▶ [TASK PROMPT] Each record below must be written out exactly as given.

Dataset rows describing interfaces
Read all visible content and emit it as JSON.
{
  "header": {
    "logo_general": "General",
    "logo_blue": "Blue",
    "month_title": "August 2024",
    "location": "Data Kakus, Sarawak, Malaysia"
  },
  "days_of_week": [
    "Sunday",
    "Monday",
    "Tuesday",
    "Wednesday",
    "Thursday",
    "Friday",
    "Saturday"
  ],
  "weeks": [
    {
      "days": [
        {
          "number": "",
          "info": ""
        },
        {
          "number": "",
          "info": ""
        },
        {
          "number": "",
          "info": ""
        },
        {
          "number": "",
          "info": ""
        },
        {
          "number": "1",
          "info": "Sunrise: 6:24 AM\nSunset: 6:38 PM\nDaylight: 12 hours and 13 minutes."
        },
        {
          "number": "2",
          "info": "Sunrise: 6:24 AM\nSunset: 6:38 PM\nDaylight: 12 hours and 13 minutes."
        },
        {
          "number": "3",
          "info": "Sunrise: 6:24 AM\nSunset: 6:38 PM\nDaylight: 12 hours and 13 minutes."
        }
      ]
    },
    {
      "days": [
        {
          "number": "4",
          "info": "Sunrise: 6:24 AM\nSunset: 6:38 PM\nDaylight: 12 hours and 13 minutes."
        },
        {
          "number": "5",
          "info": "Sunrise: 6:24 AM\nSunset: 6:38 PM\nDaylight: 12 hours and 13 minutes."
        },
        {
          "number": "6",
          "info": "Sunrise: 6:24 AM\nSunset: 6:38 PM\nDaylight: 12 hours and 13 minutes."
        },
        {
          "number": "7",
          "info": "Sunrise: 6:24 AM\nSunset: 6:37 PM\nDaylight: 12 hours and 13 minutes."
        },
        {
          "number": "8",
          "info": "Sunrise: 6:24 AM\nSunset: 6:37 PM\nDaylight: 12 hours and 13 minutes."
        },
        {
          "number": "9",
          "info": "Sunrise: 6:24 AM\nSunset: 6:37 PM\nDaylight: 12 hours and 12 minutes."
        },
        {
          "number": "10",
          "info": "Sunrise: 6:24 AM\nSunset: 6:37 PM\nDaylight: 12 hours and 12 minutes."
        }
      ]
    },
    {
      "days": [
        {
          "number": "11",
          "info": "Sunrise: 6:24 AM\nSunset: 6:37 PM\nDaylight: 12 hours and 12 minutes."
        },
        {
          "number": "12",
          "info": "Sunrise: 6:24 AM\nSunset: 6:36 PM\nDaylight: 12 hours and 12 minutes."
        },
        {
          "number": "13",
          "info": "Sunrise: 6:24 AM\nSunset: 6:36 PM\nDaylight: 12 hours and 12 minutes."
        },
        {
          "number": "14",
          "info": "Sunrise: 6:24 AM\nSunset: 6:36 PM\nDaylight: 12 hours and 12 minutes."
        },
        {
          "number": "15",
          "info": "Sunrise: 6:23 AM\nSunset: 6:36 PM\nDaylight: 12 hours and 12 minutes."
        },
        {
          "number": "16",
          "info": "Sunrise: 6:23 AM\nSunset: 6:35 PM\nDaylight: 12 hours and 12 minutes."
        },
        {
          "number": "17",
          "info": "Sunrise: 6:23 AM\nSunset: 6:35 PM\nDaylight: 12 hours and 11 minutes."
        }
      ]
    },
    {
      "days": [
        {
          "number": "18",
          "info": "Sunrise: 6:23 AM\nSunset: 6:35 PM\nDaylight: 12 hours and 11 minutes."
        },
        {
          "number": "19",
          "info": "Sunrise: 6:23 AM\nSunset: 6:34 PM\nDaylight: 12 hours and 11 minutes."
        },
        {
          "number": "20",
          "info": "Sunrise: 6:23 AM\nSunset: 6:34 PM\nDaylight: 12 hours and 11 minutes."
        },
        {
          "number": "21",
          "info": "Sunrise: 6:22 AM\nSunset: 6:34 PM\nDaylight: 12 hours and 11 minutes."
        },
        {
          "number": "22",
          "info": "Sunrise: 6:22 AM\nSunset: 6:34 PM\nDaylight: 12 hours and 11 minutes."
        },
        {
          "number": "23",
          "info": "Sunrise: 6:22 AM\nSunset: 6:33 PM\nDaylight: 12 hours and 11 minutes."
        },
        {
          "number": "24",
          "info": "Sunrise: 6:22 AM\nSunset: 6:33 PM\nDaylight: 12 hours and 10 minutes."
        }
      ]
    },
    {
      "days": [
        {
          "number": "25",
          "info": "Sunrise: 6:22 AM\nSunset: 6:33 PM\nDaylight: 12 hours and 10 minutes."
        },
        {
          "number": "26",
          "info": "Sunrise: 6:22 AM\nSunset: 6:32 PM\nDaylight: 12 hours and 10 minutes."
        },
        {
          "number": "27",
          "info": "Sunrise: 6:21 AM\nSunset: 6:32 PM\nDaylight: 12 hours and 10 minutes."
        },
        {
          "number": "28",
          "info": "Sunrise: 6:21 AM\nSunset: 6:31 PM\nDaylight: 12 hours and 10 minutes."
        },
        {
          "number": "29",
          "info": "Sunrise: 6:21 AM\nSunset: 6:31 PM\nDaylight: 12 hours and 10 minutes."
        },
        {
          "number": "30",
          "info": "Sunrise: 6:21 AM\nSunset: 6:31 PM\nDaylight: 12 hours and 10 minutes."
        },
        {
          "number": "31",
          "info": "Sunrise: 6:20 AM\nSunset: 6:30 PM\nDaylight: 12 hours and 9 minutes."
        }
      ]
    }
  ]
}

▶ [OUTPUT FOR THIS TASK]
Read all visible content and emit it as JSON.
{
  "header": {
    "logo_general": "General",
    "logo_blue": "Blue",
    "month_title": "August 2024",
    "location": "Data Kakus, Sarawak, Malaysia"
  },
  "days_of_week": [
    "Sunday",
    "Monday",
    "Tuesday",
    "Wednesday",
    "Thursday",
    "Friday",
    "Saturday"
  ],
  "weeks": [
    {
      "days": [
        {
          "number": "",
          "info": ""
        },
        {
          "number": "",
          "info": ""
        },
        {
          "number": "",
          "info": ""
        },
        {
          "number": "",
          "info": ""
        },
        {
          "number": "1",
          "info": "Sunrise: 6:24 AM\nSunset: 6:38 PM\nDaylight: 12 hours and 13 minutes."
        },
        {
          "number": "2",
          "info": "Sunrise: 6:24 AM\nSunset: 6:38 PM\nDaylight: 12 hours and 13 minutes."
        },
        {
          "number": "3",
          "info": "Sunrise: 6:24 AM\nSunset: 6:38 PM\nDaylight: 12 hours and 13 minutes."
        }
      ]
    },
    {
      "days": [
        {
          "number": "4",
          "info": "Sunrise: 6:24 AM\nSunset: 6:38 PM\nDaylight: 12 hours and 13 minutes."
        },
        {
          "number": "5",
          "info": "Sunrise: 6:24 AM\nSunset: 6:38 PM\nDaylight: 12 hours and 13 minutes."
        },
        {
          "number": "6",
          "info": "Sunrise: 6:24 AM\nSunset: 6:38 PM\nDaylight: 12 hours and 13 minutes."
        },
        {
          "number": "7",
          "info": "Sunrise: 6:24 AM\nSunset: 6:37 PM\nDaylight: 12 hours and 13 minutes."
        },
        {
          "number": "8",
          "info": "Sunrise: 6:24 AM\nSunset: 6:37 PM\nDaylight: 12 hours and 13 minutes."
        },
        {
          "number": "9",
          "info": "Sunrise: 6:24 AM\nSunset: 6:37 PM\nDaylight: 12 hours and 12 minutes."
        },
        {
          "number": "10",
          "info": "Sunrise: 6:24 AM\nSunset: 6:37 PM\nDaylight: 12 hours and 12 minutes."
        }
      ]
    },
    {
      "days": [
        {
          "number": "11",
          "info": "Sunrise: 6:24 AM\nSunset: 6:37 PM\nDaylight: 12 hours and 12 minutes."
        },
        {
          "number": "12",
          "info": "Sunrise: 6:24 AM\nSunset: 6:36 PM\nDaylight: 12 hours and 12 minutes."
        },
        {
          "number": "13",
          "info": "Sunrise: 6:24 AM\nSunset: 6:36 PM\nDaylight: 12 hours and 12 minutes."
        },
        {
          "number": "14",
          "info": "Sunrise: 6:24 AM\nSunset: 6:36 PM\nDaylight: 12 hours and 12 minutes."
        },
        {
          "number": "15",
          "info": "Sunrise: 6:23 AM\nSunset: 6:36 PM\nDaylight: 12 hours and 12 minutes."
        },
        {
          "number": "16",
          "info": "Sunrise: 6:23 AM\nSunset: 6:35 PM\nDaylight: 12 hours and 12 minutes."
        },
        {
          "number": "17",
          "info": "Sunrise: 6:23 AM\nSunset: 6:35 PM\nDaylight: 12 hours and 11 minutes."
        }
      ]
    },
    {
      "days": [
        {
          "number": "18",
          "info": "Sunrise: 6:23 AM\nSunset: 6:35 PM\nDaylight: 12 hours and 11 minutes."
        },
        {
          "number": "19",
          "info": "Sunrise: 6:23 AM\nSunset: 6:34 PM\nDaylight: 12 hours and 11 minutes."
        },
        {
          "number": "20",
          "info": "Sunrise: 6:23 AM\nSunset: 6:34 PM\nDaylight: 12 hours and 11 minutes."
        },
        {
          "number": "21",
          "info": "Sunrise: 6:22 AM\nSunset: 6:34 PM\nDaylight: 12 hours and 11 minutes."
        },
        {
          "number": "22",
          "info": "Sunrise: 6:22 AM\nSunset: 6:34 PM\nDaylight: 12 hours and 11 minutes."
        },
        {
          "number": "23",
          "info": "Sunrise: 6:22 AM\nSunset: 6:33 PM\nDaylight: 12 hours and 11 minutes."
        },
        {
          "number": "24",
          "info": "Sunrise: 6:22 AM\nSunset: 6:33 PM\nDaylight: 12 hours and 10 minutes."
        }
      ]
    },
    {
      "days": [
        {
          "number": "25",
          "info": "Sunrise: 6:22 AM\nSunset: 6:33 PM\nDaylight: 12 hours and 10 minutes."
        },
        {
          "number": "26",
          "info": "Sunrise: 6:22 AM\nSunset: 6:32 PM\nDaylight: 12 hours and 10 minutes."
        },
        {
          "number": "27",
          "info": "Sunrise: 6:21 AM\nSunset: 6:32 PM\nDaylight: 12 hours and 10 minutes."
        },
        {
          "number": "28",
          "info": "Sunrise: 6:21 AM\nSunset: 6:31 PM\nDaylight: 12 hours and 10 minutes."
        },
        {
          "number": "29",
          "info": "Sunrise: 6:21 AM\nSunset: 6:31 PM\nDaylight: 12 hours and 10 minutes."
        },
        {
          "number": "30",
          "info": "Sunrise: 6:21 AM\nSunset: 6:31 PM\nDaylight: 12 hours and 10 minutes."
        },
        {
          "number": "31",
          "info": "Sunrise: 6:20 AM\nSunset: 6:30 PM\nDaylight: 12 hours and 9 minutes."
        }
      ]
    }
  ]
}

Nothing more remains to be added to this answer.